*** Begin section ***

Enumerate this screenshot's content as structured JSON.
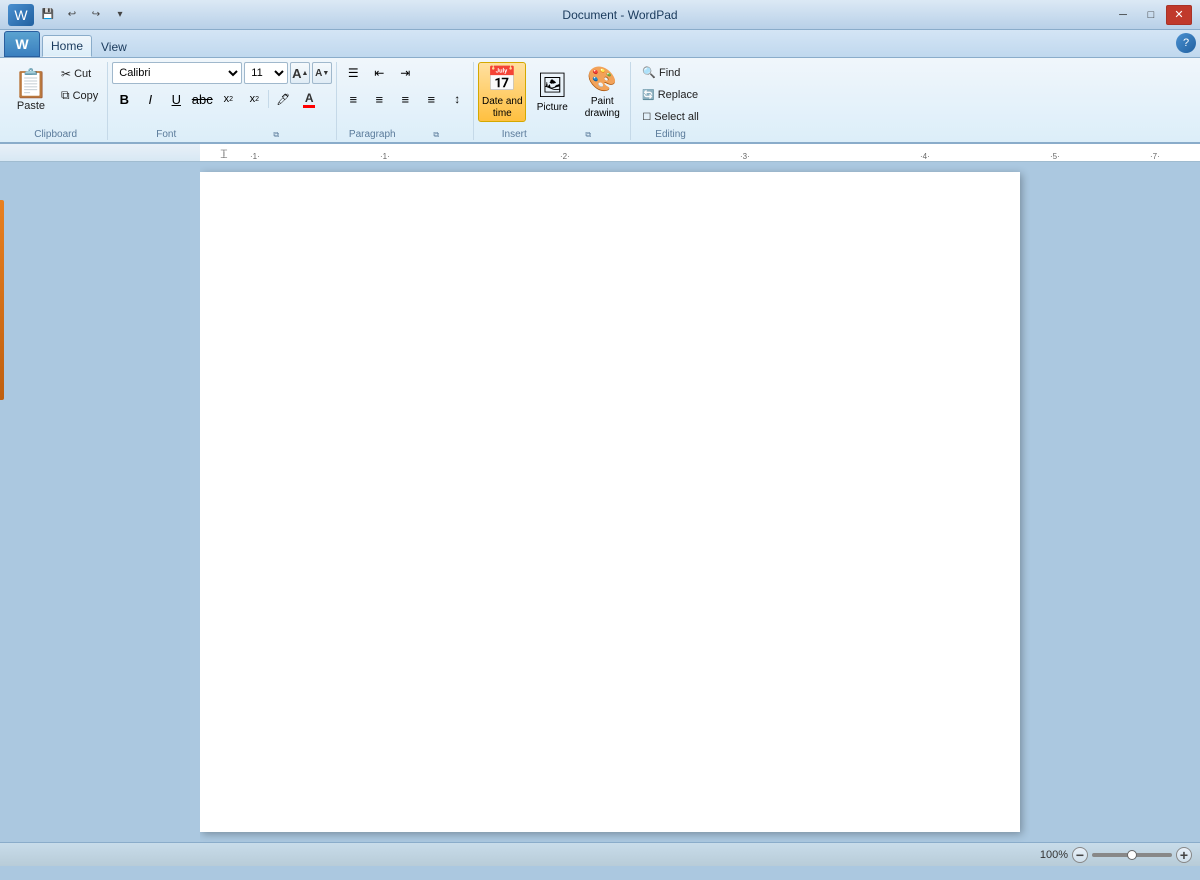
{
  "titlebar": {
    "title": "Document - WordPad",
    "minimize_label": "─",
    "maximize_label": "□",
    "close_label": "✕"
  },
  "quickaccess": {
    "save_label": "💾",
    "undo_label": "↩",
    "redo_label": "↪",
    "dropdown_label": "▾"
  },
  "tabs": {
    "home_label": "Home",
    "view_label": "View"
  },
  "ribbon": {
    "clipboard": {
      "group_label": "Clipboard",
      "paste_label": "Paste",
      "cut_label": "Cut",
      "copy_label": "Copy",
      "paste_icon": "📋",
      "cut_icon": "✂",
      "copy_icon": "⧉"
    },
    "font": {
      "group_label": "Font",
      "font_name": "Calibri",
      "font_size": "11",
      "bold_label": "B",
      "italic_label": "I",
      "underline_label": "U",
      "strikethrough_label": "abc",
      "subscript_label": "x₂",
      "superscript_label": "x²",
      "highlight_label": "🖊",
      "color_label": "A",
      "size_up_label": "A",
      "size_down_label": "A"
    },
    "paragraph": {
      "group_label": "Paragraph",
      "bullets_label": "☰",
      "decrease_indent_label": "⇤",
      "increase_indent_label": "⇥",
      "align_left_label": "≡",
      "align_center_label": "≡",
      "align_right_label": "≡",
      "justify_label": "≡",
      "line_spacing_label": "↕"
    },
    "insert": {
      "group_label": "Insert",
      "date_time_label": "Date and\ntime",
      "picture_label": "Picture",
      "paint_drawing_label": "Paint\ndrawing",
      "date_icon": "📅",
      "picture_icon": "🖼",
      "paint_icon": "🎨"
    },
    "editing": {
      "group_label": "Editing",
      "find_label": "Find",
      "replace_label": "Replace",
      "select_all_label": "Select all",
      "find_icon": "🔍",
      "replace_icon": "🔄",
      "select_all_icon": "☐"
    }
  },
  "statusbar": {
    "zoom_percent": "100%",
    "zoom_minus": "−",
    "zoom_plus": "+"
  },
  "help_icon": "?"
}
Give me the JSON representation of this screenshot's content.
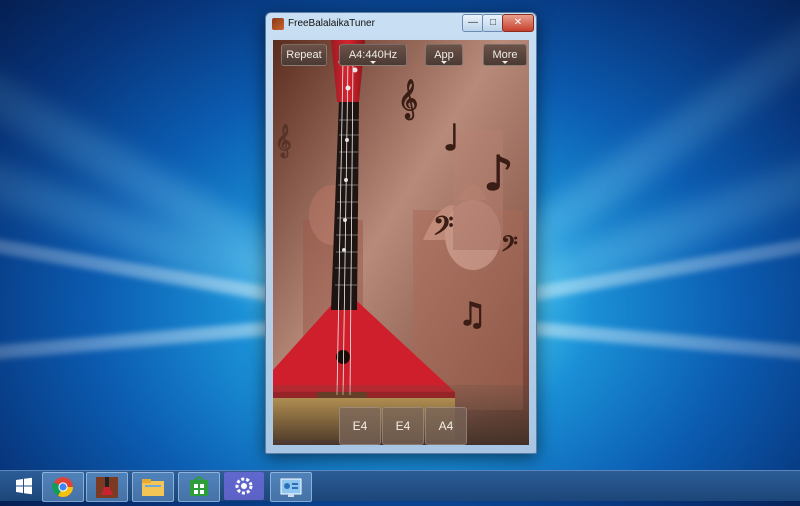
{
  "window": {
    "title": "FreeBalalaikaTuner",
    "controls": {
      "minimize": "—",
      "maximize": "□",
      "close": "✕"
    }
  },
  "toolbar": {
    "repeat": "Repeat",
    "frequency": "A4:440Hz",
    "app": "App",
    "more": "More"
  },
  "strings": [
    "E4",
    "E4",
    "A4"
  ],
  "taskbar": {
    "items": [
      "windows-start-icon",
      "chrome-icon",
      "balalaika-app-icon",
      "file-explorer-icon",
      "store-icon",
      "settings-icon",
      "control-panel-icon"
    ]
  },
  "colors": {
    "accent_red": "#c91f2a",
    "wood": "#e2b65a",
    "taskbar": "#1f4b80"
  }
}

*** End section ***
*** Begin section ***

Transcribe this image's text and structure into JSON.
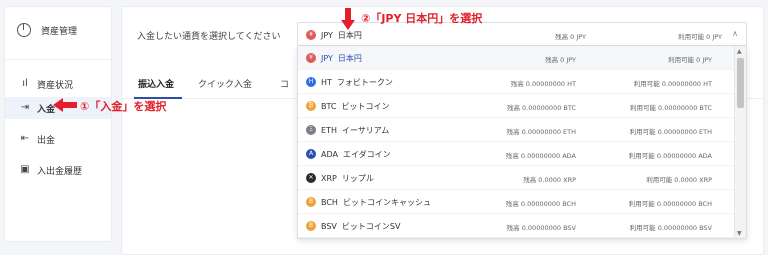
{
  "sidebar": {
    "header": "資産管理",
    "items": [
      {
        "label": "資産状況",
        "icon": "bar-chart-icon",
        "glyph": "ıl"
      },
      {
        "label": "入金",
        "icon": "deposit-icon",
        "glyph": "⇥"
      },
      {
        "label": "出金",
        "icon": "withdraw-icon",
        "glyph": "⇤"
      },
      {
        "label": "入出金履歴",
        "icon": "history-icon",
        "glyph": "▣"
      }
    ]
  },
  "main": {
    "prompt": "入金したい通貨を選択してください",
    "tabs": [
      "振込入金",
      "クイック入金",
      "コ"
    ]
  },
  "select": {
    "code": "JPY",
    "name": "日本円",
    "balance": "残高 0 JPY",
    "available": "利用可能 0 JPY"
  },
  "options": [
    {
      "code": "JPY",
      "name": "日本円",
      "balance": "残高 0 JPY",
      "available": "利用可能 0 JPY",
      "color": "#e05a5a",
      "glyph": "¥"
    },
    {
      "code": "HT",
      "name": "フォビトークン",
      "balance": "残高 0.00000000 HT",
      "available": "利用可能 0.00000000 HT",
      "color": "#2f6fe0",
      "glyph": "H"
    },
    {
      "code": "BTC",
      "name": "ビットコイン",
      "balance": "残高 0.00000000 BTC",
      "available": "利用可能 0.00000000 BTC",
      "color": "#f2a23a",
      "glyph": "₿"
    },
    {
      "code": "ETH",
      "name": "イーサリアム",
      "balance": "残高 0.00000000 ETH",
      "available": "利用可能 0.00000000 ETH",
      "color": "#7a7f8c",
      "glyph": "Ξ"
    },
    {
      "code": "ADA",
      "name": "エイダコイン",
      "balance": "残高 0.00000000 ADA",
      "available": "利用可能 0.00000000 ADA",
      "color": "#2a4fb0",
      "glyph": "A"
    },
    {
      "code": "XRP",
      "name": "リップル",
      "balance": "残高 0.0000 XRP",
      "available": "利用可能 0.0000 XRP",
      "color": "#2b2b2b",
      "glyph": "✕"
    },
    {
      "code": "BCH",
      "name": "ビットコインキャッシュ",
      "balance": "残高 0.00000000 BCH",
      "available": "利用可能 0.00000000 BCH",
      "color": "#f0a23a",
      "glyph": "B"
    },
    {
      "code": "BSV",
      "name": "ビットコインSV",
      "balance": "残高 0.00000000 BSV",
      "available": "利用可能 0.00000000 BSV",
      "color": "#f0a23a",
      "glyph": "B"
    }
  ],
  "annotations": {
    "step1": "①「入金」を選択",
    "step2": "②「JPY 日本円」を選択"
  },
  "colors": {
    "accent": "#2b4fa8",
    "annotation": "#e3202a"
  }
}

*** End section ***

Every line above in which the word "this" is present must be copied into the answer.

__Completed task__
Enumerate this screenshot's content as structured JSON.
Give me the JSON representation of this screenshot's content.
Transcribe this image's text and structure into JSON.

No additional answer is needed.